“As there are 10,000 hours, and that day is coming soon, we think the key determining factor in how people make their viewing decisions is based on brands they know and brands they have some kind of affinity for,” he said.



Matching Themes

Mag Rack also markets within VOD, co-marketing its niche titles with thematically related on-demand movies. It matched its wedding content to the Universal Pictures film “Wedding Date.” Mag Rack is partnering with Universal to produce a special edition of its “24seven gamer” series to promote the on-demand release of the Universal film “Doom” in March.

Movie studio Warner Home Video promotes its titles in the VOD environment as well, by placing ads in free on-demand content that fits demographically with the movies it wants to highlight. This summer it ran ads promoting “Racing Stripes” on-demand in front of Cartoon Network’s VOD content.

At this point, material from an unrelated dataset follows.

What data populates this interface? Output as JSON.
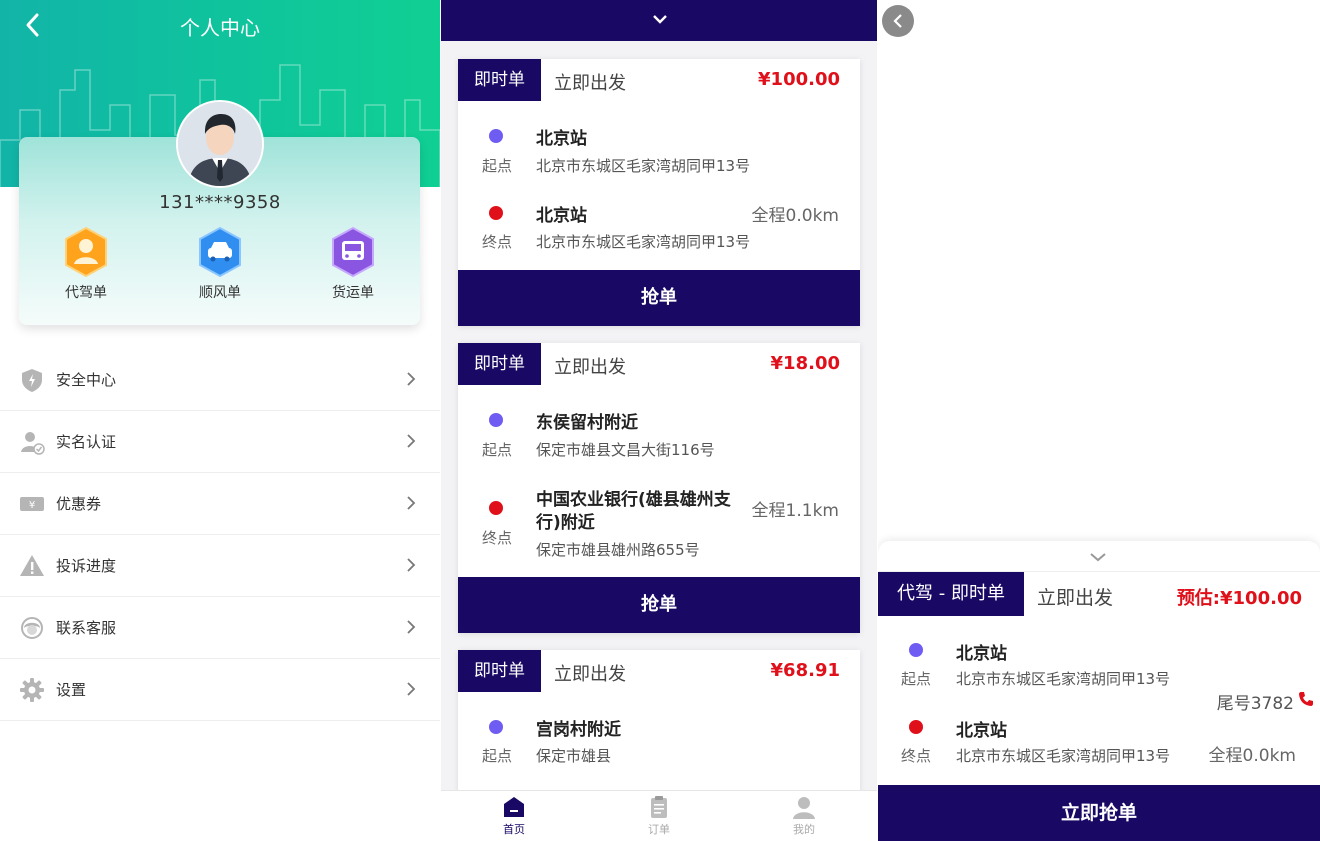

“I’m a real advocate of free on-demand because it’s a targeted audience,” said Michele Edelman, VP of marketing for Warner Home Video On Demand, adding that the tactic is new this year. “There is absolutely no waste. It’s the most effective advertising medium to fit the on-demand customer. Fish where the fish are.”

But as hours and viewing options grow, the job of the marketer gets tougher. That’s because the number of free movies will grow, necessitating that Warner Home Video indicate in its messaging when films have a price tag attached. The studio will also add bonus features available only on-demand or pay-per-view, and not on the DVDs, starting with the December releases of its films “Batman Begins” and “Charlie and the Chocolate Factory.”

Basic programmer Court TV has a different philosophy with on-demand. “I’m not sure any basic cable network would want to market their on-demand,” said Bob Rose, executive VP of affiliate relations for Court TV. “We’re not interested in taking audiences from the core product of Court TV.”

But on-demand can be useful in driving linear ratings. For instance, the network offered a sneak preview on-demand in Time Warner markets of its special “Scott Peterson: A Deadly Game” from July 30 through Aug. 3, in advance of the Aug. 4 linear premiere. The special generated a 0.8 household rating in non-Time Warner markets and a 1.0 rating in Time Warner markets.

National Geographic Channel believes VOD promotion, through partnerships with its MSO partners, is valuable because of the channel’s goal to be an omnipresent brand on every consumer platform, said Steve Schiffman, executive VP for marketing and new media at National Geographic Channel.

In September, Comcast asked other networks to provide Rome-themed content because the operator was pushing HBO’s “Rome” on VOD. National Geographic Channel offered behind-the-scenes content from its upcoming special “Hannibal v Rome” and was rewarded with placement on Comcast’s VOD barker channel, he said.

As hours grow, networks must think more about how to differentiate their content. That could include 20-minute trailers on-demand for hour-long shows, for instance, Mr. Schiffman said. “A 10,000-hour world is not different from a 300-channel linear universe and a broadband universe. We are in a product proliferation of media, and I think marketing becomes ever more important. VOD is just a microcosm of what’s happening in the broader media marketplace,” he said.